The Learning Labs Project will be administered by the Urban Libraries Council (ULC) and the Association of Science-Technology Centers (ASTC), which bring critical expertise and professional networks to the effort, and will help amplify each grantees' experiences more broadly to libraries and museums nationwide.
Applications materials for a second round of the grant competition will be available in spring, 2012, at www.imls.gov.
About the Institute of Museum and Library Services
The Institute of Museum and Library Services is the primary source of federal support for the nation's 123,000 libraries and 17,500 museums. The Institute's mission is to create strong libraries and museums that connect people to information and ideas. The Institute works at the national level and in coordination with state and local organizations to sustain heritage, culture, and knowledge; enhance learning and innovation; and support professional development. To learn more about the Institute, please visit www.imls.gov.
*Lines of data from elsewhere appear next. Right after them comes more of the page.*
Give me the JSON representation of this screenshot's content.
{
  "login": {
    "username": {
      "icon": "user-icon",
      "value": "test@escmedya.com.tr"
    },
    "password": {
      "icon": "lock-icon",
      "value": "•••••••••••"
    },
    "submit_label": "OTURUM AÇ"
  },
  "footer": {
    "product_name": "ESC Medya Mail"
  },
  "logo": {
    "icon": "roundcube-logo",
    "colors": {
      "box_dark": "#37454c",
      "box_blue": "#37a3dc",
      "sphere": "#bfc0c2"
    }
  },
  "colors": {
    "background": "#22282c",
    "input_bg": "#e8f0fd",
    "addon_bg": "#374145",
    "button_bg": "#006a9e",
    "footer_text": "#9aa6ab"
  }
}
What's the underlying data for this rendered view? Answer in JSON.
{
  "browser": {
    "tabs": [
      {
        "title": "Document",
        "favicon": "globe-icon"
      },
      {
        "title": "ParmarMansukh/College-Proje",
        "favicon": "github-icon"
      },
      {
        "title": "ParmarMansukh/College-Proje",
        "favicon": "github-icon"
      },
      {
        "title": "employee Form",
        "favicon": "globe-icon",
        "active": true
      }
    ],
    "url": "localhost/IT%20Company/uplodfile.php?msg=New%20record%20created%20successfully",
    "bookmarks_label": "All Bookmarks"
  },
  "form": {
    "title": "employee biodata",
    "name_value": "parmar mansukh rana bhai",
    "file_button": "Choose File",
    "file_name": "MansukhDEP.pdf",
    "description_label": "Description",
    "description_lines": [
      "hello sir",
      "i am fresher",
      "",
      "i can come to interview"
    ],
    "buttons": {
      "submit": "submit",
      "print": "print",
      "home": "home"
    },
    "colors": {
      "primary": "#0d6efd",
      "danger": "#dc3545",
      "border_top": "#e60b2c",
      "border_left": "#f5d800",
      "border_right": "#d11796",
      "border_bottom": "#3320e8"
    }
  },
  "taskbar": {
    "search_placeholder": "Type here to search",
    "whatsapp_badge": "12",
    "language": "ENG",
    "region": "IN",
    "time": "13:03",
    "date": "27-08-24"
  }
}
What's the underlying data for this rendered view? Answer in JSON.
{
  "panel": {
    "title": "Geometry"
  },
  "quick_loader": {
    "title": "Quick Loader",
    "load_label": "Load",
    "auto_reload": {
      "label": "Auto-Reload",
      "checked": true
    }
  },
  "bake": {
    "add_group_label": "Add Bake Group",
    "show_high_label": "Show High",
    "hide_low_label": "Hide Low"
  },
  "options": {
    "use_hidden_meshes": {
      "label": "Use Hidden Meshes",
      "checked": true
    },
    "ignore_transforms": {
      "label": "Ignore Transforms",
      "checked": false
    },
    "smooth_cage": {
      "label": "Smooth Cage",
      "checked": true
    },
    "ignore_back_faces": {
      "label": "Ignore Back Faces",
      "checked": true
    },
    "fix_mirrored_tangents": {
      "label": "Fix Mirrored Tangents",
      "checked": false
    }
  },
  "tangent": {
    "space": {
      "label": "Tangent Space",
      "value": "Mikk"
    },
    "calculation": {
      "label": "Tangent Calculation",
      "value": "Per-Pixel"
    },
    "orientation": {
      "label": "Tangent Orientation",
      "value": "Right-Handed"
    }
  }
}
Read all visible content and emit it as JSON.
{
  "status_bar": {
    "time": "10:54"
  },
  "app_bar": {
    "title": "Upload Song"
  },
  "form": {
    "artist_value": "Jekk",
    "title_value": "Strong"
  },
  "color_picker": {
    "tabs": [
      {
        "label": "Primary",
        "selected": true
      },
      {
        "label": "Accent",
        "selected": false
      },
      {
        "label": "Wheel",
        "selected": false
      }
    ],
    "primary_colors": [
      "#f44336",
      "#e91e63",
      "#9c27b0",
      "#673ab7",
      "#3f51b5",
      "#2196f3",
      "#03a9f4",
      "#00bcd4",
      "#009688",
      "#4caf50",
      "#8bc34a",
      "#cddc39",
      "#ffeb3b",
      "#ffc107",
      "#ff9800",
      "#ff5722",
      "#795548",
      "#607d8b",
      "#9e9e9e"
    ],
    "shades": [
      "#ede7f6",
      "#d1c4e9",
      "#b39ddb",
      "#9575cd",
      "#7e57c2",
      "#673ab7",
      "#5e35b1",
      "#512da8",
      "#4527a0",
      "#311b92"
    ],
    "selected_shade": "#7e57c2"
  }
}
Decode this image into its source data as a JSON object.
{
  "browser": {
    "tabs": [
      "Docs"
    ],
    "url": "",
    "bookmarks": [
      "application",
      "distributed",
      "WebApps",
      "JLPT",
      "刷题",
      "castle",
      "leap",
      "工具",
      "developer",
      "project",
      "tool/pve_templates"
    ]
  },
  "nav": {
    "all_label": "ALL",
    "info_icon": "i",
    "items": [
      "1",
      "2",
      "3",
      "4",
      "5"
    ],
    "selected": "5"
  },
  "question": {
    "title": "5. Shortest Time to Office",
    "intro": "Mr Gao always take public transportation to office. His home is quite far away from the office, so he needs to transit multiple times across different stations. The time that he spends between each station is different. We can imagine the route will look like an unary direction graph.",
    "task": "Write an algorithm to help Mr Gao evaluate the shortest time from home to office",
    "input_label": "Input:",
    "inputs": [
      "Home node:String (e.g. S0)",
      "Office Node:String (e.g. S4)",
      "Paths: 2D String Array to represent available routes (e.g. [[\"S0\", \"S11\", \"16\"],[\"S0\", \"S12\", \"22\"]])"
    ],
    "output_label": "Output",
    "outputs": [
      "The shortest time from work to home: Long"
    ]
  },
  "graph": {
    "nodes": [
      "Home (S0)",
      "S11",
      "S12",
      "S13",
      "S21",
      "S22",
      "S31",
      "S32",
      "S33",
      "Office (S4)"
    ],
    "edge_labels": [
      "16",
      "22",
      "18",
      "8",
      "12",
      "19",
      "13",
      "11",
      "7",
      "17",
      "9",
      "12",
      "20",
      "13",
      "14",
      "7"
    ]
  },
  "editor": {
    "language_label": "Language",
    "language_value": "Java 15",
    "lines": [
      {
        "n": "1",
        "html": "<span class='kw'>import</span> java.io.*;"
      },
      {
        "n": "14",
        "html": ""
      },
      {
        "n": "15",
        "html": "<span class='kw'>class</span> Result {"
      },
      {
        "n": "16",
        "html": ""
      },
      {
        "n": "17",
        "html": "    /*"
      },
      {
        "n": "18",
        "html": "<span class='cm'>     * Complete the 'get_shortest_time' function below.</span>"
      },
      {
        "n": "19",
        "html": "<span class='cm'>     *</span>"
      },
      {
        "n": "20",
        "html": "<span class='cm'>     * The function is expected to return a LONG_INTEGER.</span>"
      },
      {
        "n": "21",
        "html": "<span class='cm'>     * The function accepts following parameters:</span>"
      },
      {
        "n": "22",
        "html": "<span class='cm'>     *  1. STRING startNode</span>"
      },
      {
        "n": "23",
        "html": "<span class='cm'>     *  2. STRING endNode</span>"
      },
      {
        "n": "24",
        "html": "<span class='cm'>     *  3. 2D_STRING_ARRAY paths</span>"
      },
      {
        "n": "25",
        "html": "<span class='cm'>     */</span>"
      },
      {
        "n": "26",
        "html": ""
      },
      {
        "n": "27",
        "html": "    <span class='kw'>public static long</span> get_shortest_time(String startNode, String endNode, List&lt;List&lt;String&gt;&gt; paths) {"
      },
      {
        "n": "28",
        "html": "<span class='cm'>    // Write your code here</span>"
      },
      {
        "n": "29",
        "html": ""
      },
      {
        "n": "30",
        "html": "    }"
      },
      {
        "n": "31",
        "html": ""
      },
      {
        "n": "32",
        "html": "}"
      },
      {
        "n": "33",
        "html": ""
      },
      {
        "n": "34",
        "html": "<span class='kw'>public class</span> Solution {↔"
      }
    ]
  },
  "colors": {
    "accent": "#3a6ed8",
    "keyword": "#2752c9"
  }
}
About the MacArthur Foundation's Digital Media and Learning Initiative
The John D. and Catherine T. MacArthur Foundation's digital media and learning initiative aims to determine how digital media are changing the way young people learn, play, socialize, and participate in civic life. The goal is to build a base of evidence about how young people learn today, in an effort to re-imagine learning in the 21st century. More information is available at www.macfound.org/education.
About the Urban Libraries Council
Urban Libraries Council (ULC) is a membership organization made up of North America's premier public library systems and the corporations supporting them. While ULC's members primarily represent urban and suburban settings, the work done by ULC is widely used by all libraries including those in rural settings. ULC strategically addresses issues important to all communities including education, workforce and economic development, public safety, environmental sustainability, health, and wellness. ULC's members are thought leaders dedicated to the continuous evolution and strengthening of libraries to meet changing community needs. As ULC celebrates its forty-year anniversary, its work focuses on helping library leaders develop and utilize skills and strategies that match the challenges of the 21st century. Learn more at www.urbanlibraries.org.
About the Association of Science-Technology Centers
The Association of Science-Technology Centers (ASTC) is a global nonprofit organization of science centers and museums committed to raising public understanding of science's role in solving critical societal issues, and its value in igniting and nurturing the innovative spirit that people of all ages need for success in today's world. ASTC encourages excellence and innovation in informal science learning by serving and linking its members worldwide and advancing their common goals. Founded in 1973, ASTC's nearly 600 members in 44 countries include not only science centers and museums, but also nature centers, aquariums, planetariums, space centers, zoos, botanical gardens, and natural history and children's museums, as well as companies, consultants, and other organizations that share an interest in informal science education. Visit www.astc.org to learn more about ASTC and find a science center near you.